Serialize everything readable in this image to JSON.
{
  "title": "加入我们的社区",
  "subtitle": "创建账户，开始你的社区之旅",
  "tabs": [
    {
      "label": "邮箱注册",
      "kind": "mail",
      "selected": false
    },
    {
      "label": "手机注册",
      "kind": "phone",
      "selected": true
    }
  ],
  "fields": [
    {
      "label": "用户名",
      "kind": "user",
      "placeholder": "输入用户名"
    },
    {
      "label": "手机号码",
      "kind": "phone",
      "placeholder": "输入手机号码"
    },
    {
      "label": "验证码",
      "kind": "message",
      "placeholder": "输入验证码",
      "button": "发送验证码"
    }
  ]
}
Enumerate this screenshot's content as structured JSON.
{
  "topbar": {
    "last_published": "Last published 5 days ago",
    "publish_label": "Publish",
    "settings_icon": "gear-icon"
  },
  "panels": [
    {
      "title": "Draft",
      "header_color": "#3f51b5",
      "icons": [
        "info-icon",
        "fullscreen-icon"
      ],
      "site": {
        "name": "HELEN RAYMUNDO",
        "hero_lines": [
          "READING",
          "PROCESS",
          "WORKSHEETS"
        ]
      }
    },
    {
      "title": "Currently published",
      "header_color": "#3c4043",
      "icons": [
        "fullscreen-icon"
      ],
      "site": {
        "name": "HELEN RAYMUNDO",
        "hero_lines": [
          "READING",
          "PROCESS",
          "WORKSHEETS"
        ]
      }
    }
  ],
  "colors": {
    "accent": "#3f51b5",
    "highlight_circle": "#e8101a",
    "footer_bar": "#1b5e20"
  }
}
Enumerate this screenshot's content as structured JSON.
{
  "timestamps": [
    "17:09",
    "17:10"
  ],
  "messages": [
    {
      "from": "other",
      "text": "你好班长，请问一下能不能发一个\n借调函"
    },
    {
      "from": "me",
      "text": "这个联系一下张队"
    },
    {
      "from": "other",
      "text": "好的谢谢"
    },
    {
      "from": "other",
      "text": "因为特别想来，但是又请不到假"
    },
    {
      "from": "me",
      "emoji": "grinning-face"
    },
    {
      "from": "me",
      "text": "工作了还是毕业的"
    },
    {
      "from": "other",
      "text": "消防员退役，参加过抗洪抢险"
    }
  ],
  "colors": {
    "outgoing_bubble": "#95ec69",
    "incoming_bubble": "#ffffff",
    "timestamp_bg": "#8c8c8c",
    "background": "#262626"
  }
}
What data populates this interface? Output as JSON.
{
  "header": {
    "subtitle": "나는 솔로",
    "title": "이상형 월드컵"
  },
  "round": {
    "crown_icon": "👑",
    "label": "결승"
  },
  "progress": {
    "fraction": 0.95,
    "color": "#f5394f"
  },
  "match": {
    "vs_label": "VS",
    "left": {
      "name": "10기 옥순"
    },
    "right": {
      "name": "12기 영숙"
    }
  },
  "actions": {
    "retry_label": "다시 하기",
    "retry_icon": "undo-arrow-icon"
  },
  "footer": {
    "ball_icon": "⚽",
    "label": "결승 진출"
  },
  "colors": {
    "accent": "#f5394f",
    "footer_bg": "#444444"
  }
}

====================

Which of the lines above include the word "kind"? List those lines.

      "kind": "mail",
      "kind": "phone",
      "kind": "user",
      "kind": "phone",
      "kind": "message",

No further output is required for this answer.